Dataset rows describing interfaces:
┌──

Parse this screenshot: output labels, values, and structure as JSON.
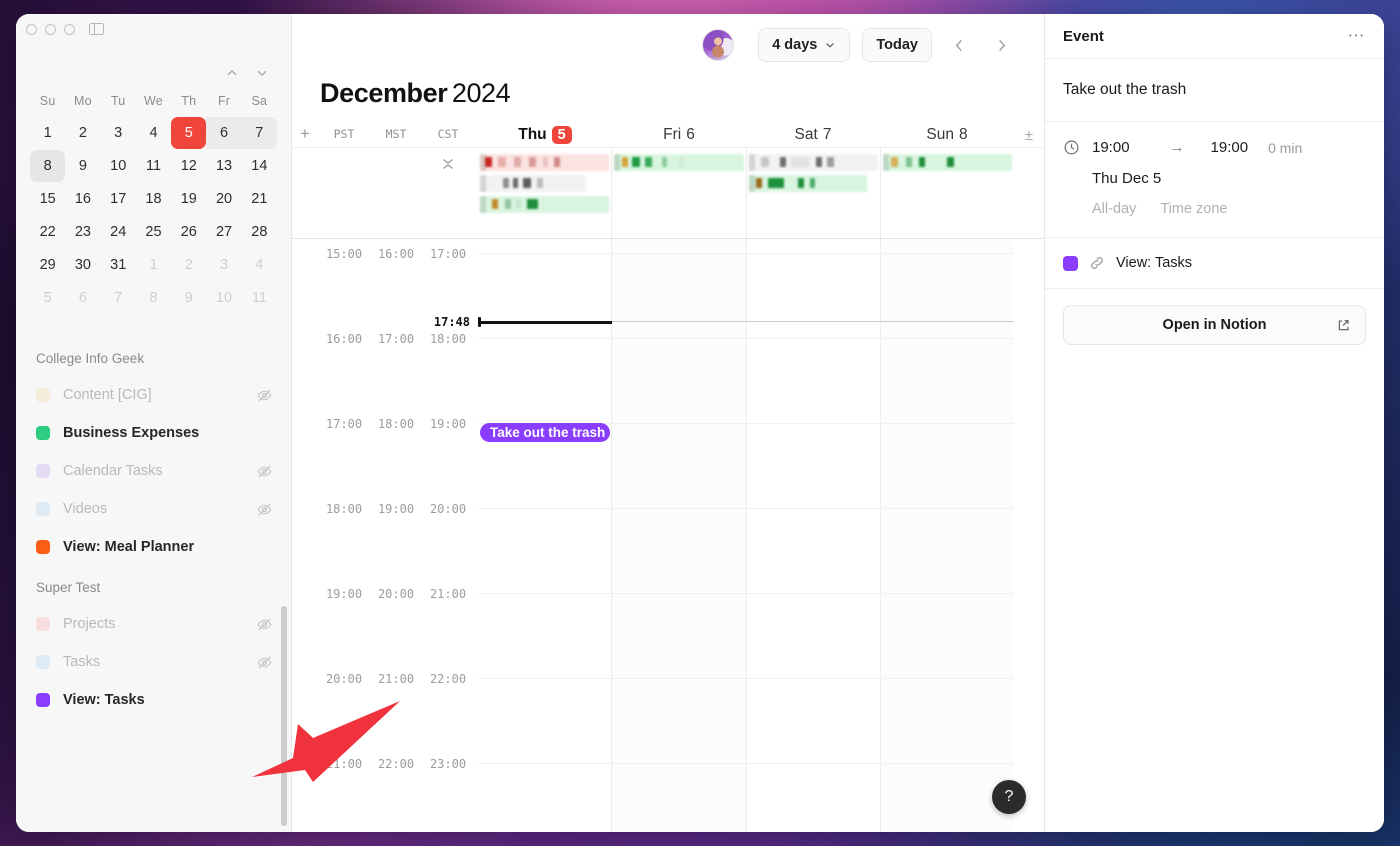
{
  "window": {
    "traffic_lights": [
      "close",
      "minimize",
      "zoom"
    ],
    "panel_toggle_icon": "sidebar-toggle-icon"
  },
  "sidebar": {
    "mini_calendar": {
      "prev_icon": "chevron-up-icon",
      "next_icon": "chevron-down-icon",
      "weekday_headers": [
        "Su",
        "Mo",
        "Tu",
        "We",
        "Th",
        "Fr",
        "Sa"
      ],
      "weeks": [
        [
          {
            "d": "1"
          },
          {
            "d": "2"
          },
          {
            "d": "3"
          },
          {
            "d": "4"
          },
          {
            "d": "5",
            "state": "today"
          },
          {
            "d": "6",
            "state": "inrange"
          },
          {
            "d": "7",
            "state": "inrange-last"
          }
        ],
        [
          {
            "d": "8",
            "state": "selected"
          },
          {
            "d": "9"
          },
          {
            "d": "10"
          },
          {
            "d": "11"
          },
          {
            "d": "12"
          },
          {
            "d": "13"
          },
          {
            "d": "14"
          }
        ],
        [
          {
            "d": "15"
          },
          {
            "d": "16"
          },
          {
            "d": "17"
          },
          {
            "d": "18"
          },
          {
            "d": "19"
          },
          {
            "d": "20"
          },
          {
            "d": "21"
          }
        ],
        [
          {
            "d": "22"
          },
          {
            "d": "23"
          },
          {
            "d": "24"
          },
          {
            "d": "25"
          },
          {
            "d": "26"
          },
          {
            "d": "27"
          },
          {
            "d": "28"
          }
        ],
        [
          {
            "d": "29"
          },
          {
            "d": "30"
          },
          {
            "d": "31"
          },
          {
            "d": "1",
            "state": "muted"
          },
          {
            "d": "2",
            "state": "muted"
          },
          {
            "d": "3",
            "state": "muted"
          },
          {
            "d": "4",
            "state": "muted"
          }
        ],
        [
          {
            "d": "5",
            "state": "muted"
          },
          {
            "d": "6",
            "state": "muted"
          },
          {
            "d": "7",
            "state": "muted"
          },
          {
            "d": "8",
            "state": "muted"
          },
          {
            "d": "9",
            "state": "muted"
          },
          {
            "d": "10",
            "state": "muted"
          },
          {
            "d": "11",
            "state": "muted"
          }
        ]
      ]
    },
    "groups": [
      {
        "title": "College Info Geek",
        "calendars": [
          {
            "label": "Content [CIG]",
            "color": "#f5e0b5",
            "hidden": true
          },
          {
            "label": "Business Expenses",
            "color": "#2ecc82",
            "hidden": false
          },
          {
            "label": "Calendar Tasks",
            "color": "#cdb7f2",
            "hidden": true
          },
          {
            "label": "Videos",
            "color": "#c2dcf0",
            "hidden": true
          },
          {
            "label": "View: Meal Planner",
            "color": "#fb5c16",
            "hidden": false
          }
        ]
      },
      {
        "title": "Super Test",
        "calendars": [
          {
            "label": "Projects",
            "color": "#f6bfbf",
            "hidden": true
          },
          {
            "label": "Tasks",
            "color": "#c2dcf0",
            "hidden": true
          },
          {
            "label": "View: Tasks",
            "color": "#8b3dff",
            "hidden": false
          }
        ]
      }
    ],
    "hidden_icon": "eye-off-icon",
    "scrollbar": "sidebar-scrollbar"
  },
  "toolbar": {
    "avatar": "user-avatar",
    "range_label": "4 days",
    "range_chevron": "chevron-down-icon",
    "today_label": "Today",
    "prev_icon": "chevron-left-icon",
    "next_icon": "chevron-right-icon"
  },
  "header": {
    "month": "December",
    "year": "2024"
  },
  "day_header": {
    "add_icon": "plus-icon",
    "timezones": [
      "PST",
      "MST",
      "CST"
    ],
    "days": [
      {
        "dow": "Thu",
        "num": "5",
        "today": true
      },
      {
        "dow": "Fri",
        "num": "6",
        "today": false
      },
      {
        "dow": "Sat",
        "num": "7",
        "today": false
      },
      {
        "dow": "Sun",
        "num": "8",
        "today": false
      }
    ],
    "right_icon": "plus-minus-icon"
  },
  "all_day": {
    "collapse_icon": "collapse-chevrons-icon",
    "columns": [
      [
        {
          "bg": "#fbe3e1",
          "width": "100%",
          "chips": [
            {
              "l": "4%",
              "w": "5%",
              "c": "#c62a22"
            },
            {
              "l": "14%",
              "w": "6%",
              "c": "#e8b0ab"
            },
            {
              "l": "26%",
              "w": "6%",
              "c": "#ddaaa6"
            },
            {
              "l": "38%",
              "w": "5%",
              "c": "#d89b96"
            },
            {
              "l": "49%",
              "w": "4%",
              "c": "#e6c3bf"
            },
            {
              "l": "57%",
              "w": "5%",
              "c": "#cf8a84"
            }
          ]
        },
        {
          "bg": "#f2f2f2",
          "width": "82%",
          "chips": [
            {
              "l": "22%",
              "w": "5%",
              "c": "#8f8f8f"
            },
            {
              "l": "31%",
              "w": "5%",
              "c": "#6b6b6b"
            },
            {
              "l": "41%",
              "w": "7%",
              "c": "#5c5c5c"
            },
            {
              "l": "54%",
              "w": "5%",
              "c": "#bdbdbd"
            }
          ]
        },
        {
          "bg": "#d8f5df",
          "width": "100%",
          "chips": [
            {
              "l": "9%",
              "w": "5%",
              "c": "#c58a2a"
            },
            {
              "l": "19%",
              "w": "5%",
              "c": "#94c6a2"
            },
            {
              "l": "28%",
              "w": "4%",
              "c": "#c8e6d0"
            },
            {
              "l": "36%",
              "w": "9%",
              "c": "#1f8f3d"
            }
          ]
        }
      ],
      [
        {
          "bg": "#d8f5df",
          "width": "100%",
          "chips": [
            {
              "l": "6%",
              "w": "5%",
              "c": "#d3a33a"
            },
            {
              "l": "14%",
              "w": "6%",
              "c": "#1f9b43"
            },
            {
              "l": "24%",
              "w": "5%",
              "c": "#3aaa5c"
            },
            {
              "l": "37%",
              "w": "4%",
              "c": "#8dcb9c"
            },
            {
              "l": "50%",
              "w": "4%",
              "c": "#cfe9d6"
            }
          ]
        }
      ],
      [
        {
          "bg": "#f2f2f2",
          "width": "100%",
          "chips": [
            {
              "l": "10%",
              "w": "6%",
              "c": "#c6c6c6"
            },
            {
              "l": "24%",
              "w": "5%",
              "c": "#6d6d6d"
            },
            {
              "l": "33%",
              "w": "14%",
              "c": "#e2e2e2"
            },
            {
              "l": "52%",
              "w": "5%",
              "c": "#6d6d6d"
            },
            {
              "l": "61%",
              "w": "5%",
              "c": "#9d9d9d"
            }
          ]
        },
        {
          "bg": "#d8f5df",
          "width": "92%",
          "chips": [
            {
              "l": "6%",
              "w": "5%",
              "c": "#9a6b1e"
            },
            {
              "l": "16%",
              "w": "14%",
              "c": "#1f8f3d"
            },
            {
              "l": "42%",
              "w": "5%",
              "c": "#1f8f3d"
            },
            {
              "l": "52%",
              "w": "4%",
              "c": "#4fae6b"
            }
          ]
        }
      ],
      [
        {
          "bg": "#d8f5df",
          "width": "100%",
          "chips": [
            {
              "l": "6%",
              "w": "6%",
              "c": "#d6b05a"
            },
            {
              "l": "18%",
              "w": "5%",
              "c": "#7ec08e"
            },
            {
              "l": "28%",
              "w": "5%",
              "c": "#1f8f3d"
            },
            {
              "l": "50%",
              "w": "5%",
              "c": "#1f8f3d"
            }
          ]
        }
      ]
    ]
  },
  "grid": {
    "time_rows": [
      {
        "cells": [
          "15:00",
          "16:00",
          "17:00"
        ]
      },
      {
        "cells": [
          "16:00",
          "17:00",
          "18:00"
        ]
      },
      {
        "cells": [
          "17:00",
          "18:00",
          "19:00"
        ]
      },
      {
        "cells": [
          "18:00",
          "19:00",
          "20:00"
        ]
      },
      {
        "cells": [
          "19:00",
          "20:00",
          "21:00"
        ]
      },
      {
        "cells": [
          "20:00",
          "21:00",
          "22:00"
        ]
      },
      {
        "cells": [
          "21:00",
          "22:00",
          "23:00"
        ]
      }
    ],
    "now_label": "17:48",
    "event": {
      "title": "Take out the trash",
      "color": "#8b3dff",
      "column": 0
    }
  },
  "event_panel": {
    "header_title": "Event",
    "more_icon": "ellipsis-icon",
    "title": "Take out the trash",
    "clock_icon": "clock-icon",
    "start_time": "19:00",
    "arrow_icon": "arrow-right-icon",
    "end_time": "19:00",
    "duration": "0 min",
    "date": "Thu Dec 5",
    "all_day_label": "All-day",
    "timezone_label": "Time zone",
    "calendar_color": "#8b3dff",
    "link_icon": "link-icon",
    "calendar_name": "View: Tasks",
    "open_label": "Open in Notion",
    "open_icon": "external-link-icon"
  },
  "help": {
    "icon": "question-mark-icon",
    "label": "?"
  },
  "annotation": {
    "arrow": "red-pointer-arrow",
    "color": "#f0323c"
  }
}
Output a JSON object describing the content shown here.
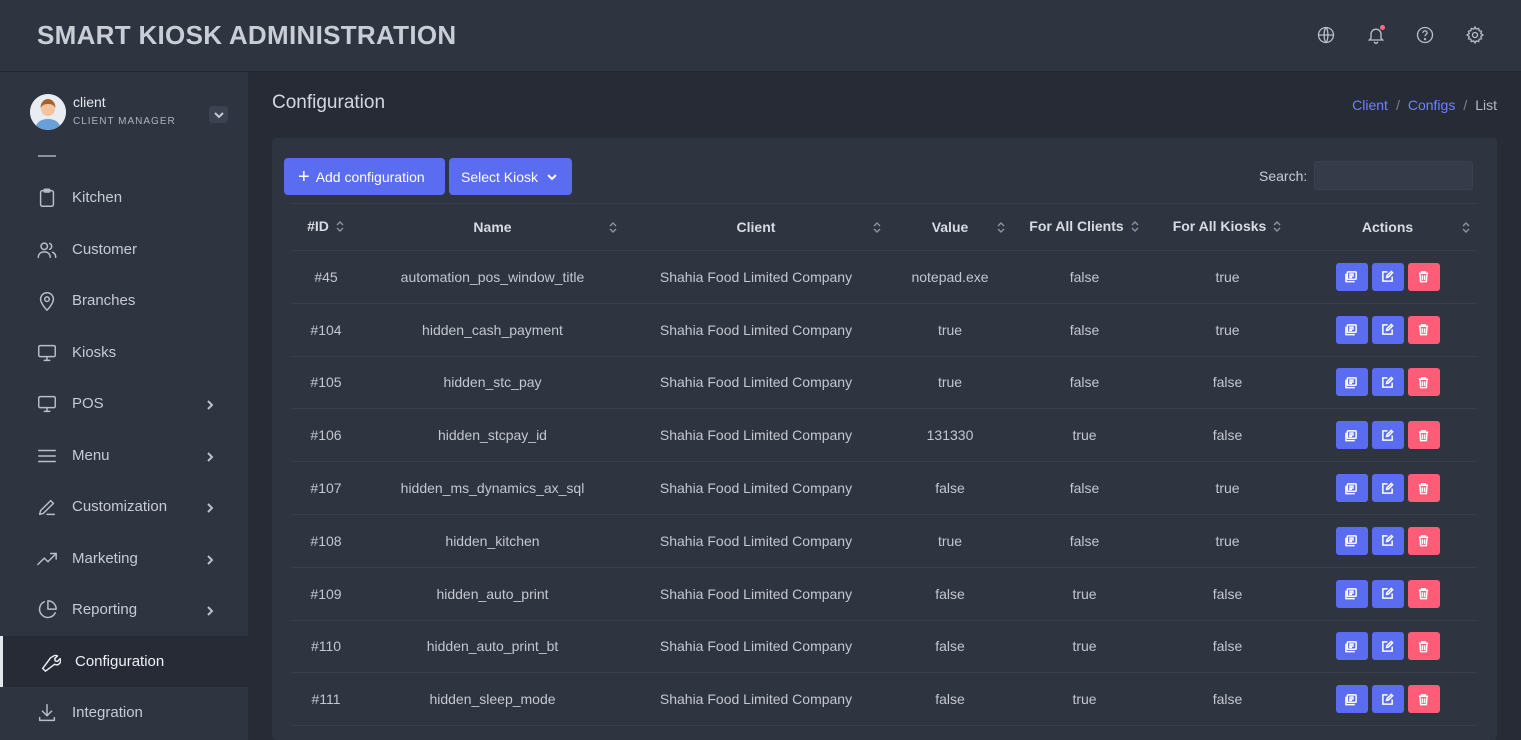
{
  "header": {
    "title": "SMART KIOSK ADMINISTRATION",
    "icons": [
      "globe-icon",
      "bell-icon",
      "help-icon",
      "gear-icon"
    ]
  },
  "user": {
    "name": "client",
    "role": "CLIENT MANAGER"
  },
  "sidebar": {
    "items": [
      {
        "label": "Kitchen",
        "icon": "clipboard-icon",
        "has_children": false,
        "active": false
      },
      {
        "label": "Customer",
        "icon": "users-icon",
        "has_children": false,
        "active": false
      },
      {
        "label": "Branches",
        "icon": "map-pin-icon",
        "has_children": false,
        "active": false
      },
      {
        "label": "Kiosks",
        "icon": "monitor-icon",
        "has_children": false,
        "active": false
      },
      {
        "label": "POS",
        "icon": "monitor-icon",
        "has_children": true,
        "active": false
      },
      {
        "label": "Menu",
        "icon": "menu-icon",
        "has_children": true,
        "active": false
      },
      {
        "label": "Customization",
        "icon": "pen-icon",
        "has_children": true,
        "active": false
      },
      {
        "label": "Marketing",
        "icon": "trending-up-icon",
        "has_children": true,
        "active": false
      },
      {
        "label": "Reporting",
        "icon": "pie-chart-icon",
        "has_children": true,
        "active": false
      },
      {
        "label": "Configuration",
        "icon": "wrench-icon",
        "has_children": false,
        "active": true
      },
      {
        "label": "Integration",
        "icon": "download-icon",
        "has_children": false,
        "active": false
      }
    ]
  },
  "page": {
    "title": "Configuration",
    "breadcrumb": [
      {
        "label": "Client",
        "link": true
      },
      {
        "label": "Configs",
        "link": true
      },
      {
        "label": "List",
        "link": false
      }
    ]
  },
  "toolbar": {
    "add_label": "Add configuration",
    "kiosk_label": "Select Kiosk",
    "search_label": "Search:",
    "search_value": ""
  },
  "table": {
    "columns": [
      "#ID",
      "Name",
      "Client",
      "Value",
      "For All Clients",
      "For All Kiosks",
      "Actions"
    ],
    "rows": [
      {
        "id": "#45",
        "name": "automation_pos_window_title",
        "client": "Shahia Food Limited Company",
        "value": "notepad.exe",
        "all_clients": "false",
        "all_kiosks": "true"
      },
      {
        "id": "#104",
        "name": "hidden_cash_payment",
        "client": "Shahia Food Limited Company",
        "value": "true",
        "all_clients": "false",
        "all_kiosks": "true"
      },
      {
        "id": "#105",
        "name": "hidden_stc_pay",
        "client": "Shahia Food Limited Company",
        "value": "true",
        "all_clients": "false",
        "all_kiosks": "false"
      },
      {
        "id": "#106",
        "name": "hidden_stcpay_id",
        "client": "Shahia Food Limited Company",
        "value": "131330",
        "all_clients": "true",
        "all_kiosks": "false"
      },
      {
        "id": "#107",
        "name": "hidden_ms_dynamics_ax_sql",
        "client": "Shahia Food Limited Company",
        "value": "false",
        "all_clients": "false",
        "all_kiosks": "true"
      },
      {
        "id": "#108",
        "name": "hidden_kitchen",
        "client": "Shahia Food Limited Company",
        "value": "true",
        "all_clients": "false",
        "all_kiosks": "true"
      },
      {
        "id": "#109",
        "name": "hidden_auto_print",
        "client": "Shahia Food Limited Company",
        "value": "false",
        "all_clients": "true",
        "all_kiosks": "false"
      },
      {
        "id": "#110",
        "name": "hidden_auto_print_bt",
        "client": "Shahia Food Limited Company",
        "value": "false",
        "all_clients": "true",
        "all_kiosks": "false"
      },
      {
        "id": "#111",
        "name": "hidden_sleep_mode",
        "client": "Shahia Food Limited Company",
        "value": "false",
        "all_clients": "true",
        "all_kiosks": "false"
      }
    ]
  },
  "colors": {
    "accent": "#5a6cf0",
    "danger": "#ff5c78",
    "link": "#6f82ff"
  }
}
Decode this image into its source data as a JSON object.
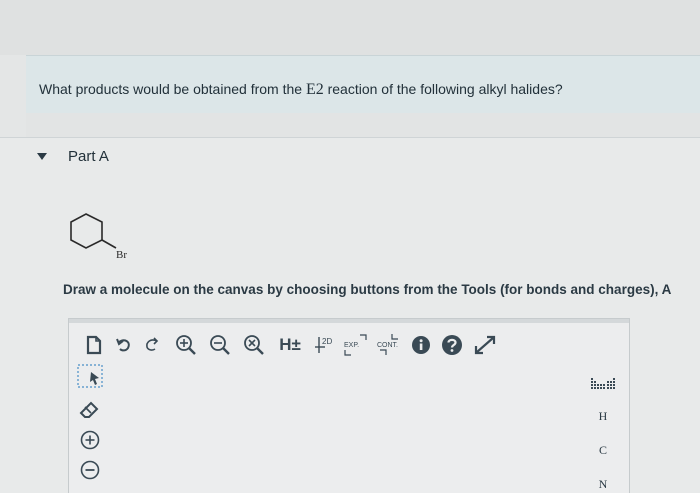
{
  "question": {
    "text_before": "What products would be obtained from the ",
    "reaction": "E2",
    "text_after": " reaction of the following alkyl halides?"
  },
  "part": {
    "label": "Part A"
  },
  "molecule": {
    "substituent": "Br"
  },
  "instruction": "Draw a molecule on the canvas by choosing buttons from the Tools (for bonds and charges), A",
  "toolbar": {
    "h_label": "H±",
    "two_d_label": "2D",
    "exp_label": "EXP.",
    "cont_label": "CONT."
  },
  "atoms": [
    "H",
    "C",
    "N"
  ]
}
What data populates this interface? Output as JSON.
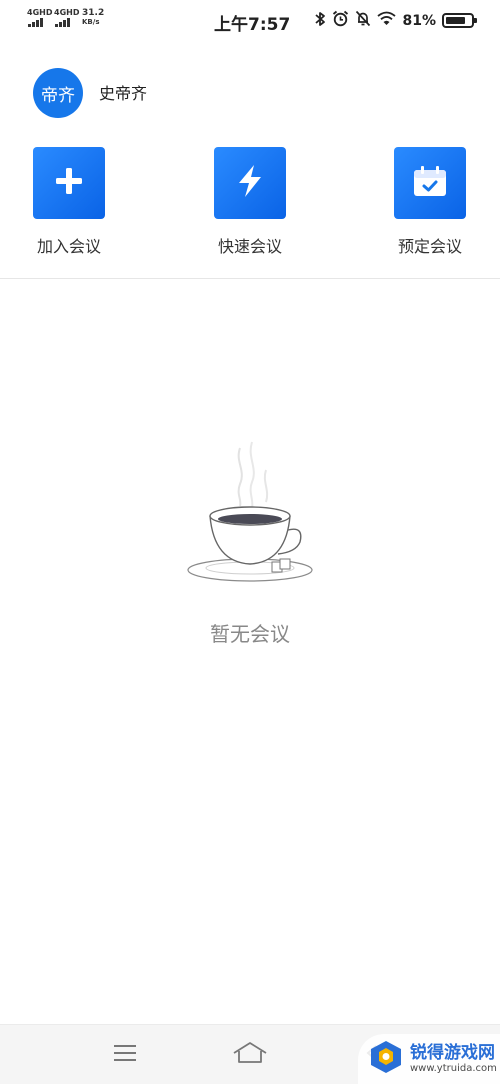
{
  "status_bar": {
    "sim1": "4GHD",
    "sim2": "4GHD",
    "net_speed_value": "31.2",
    "net_speed_unit": "KB/s",
    "time": "上午7:57",
    "battery_percent": "81%",
    "battery_level": 0.81,
    "icons": [
      "bluetooth-icon",
      "alarm-icon",
      "mute-bell-icon",
      "wifi-icon",
      "battery-icon"
    ]
  },
  "user": {
    "avatar_text": "帝齐",
    "name": "史帝齐"
  },
  "actions": [
    {
      "label": "加入会议",
      "icon": "plus-icon"
    },
    {
      "label": "快速会议",
      "icon": "lightning-icon"
    },
    {
      "label": "预定会议",
      "icon": "calendar-check-icon"
    }
  ],
  "empty_state": {
    "text": "暂无会议",
    "icon": "coffee-cup-icon"
  },
  "nav_bar": {
    "icons": [
      "menu-icon",
      "home-icon",
      "back-icon"
    ]
  },
  "watermark": {
    "name": "锐得游戏网",
    "url": "www.ytruida.com"
  },
  "colors": {
    "accent": "#1677ea",
    "tile_gradient_start": "#2a8bff",
    "tile_gradient_end": "#0a63e6",
    "empty_text": "#888888"
  }
}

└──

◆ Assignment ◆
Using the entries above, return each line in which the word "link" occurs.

◆ Answer to this exercise ◆
    "link_icon": "link-icon",
    "open_icon": "external-link-icon"
        "link": true
        "link": true
        "link": false
    "link": "#6f82ff"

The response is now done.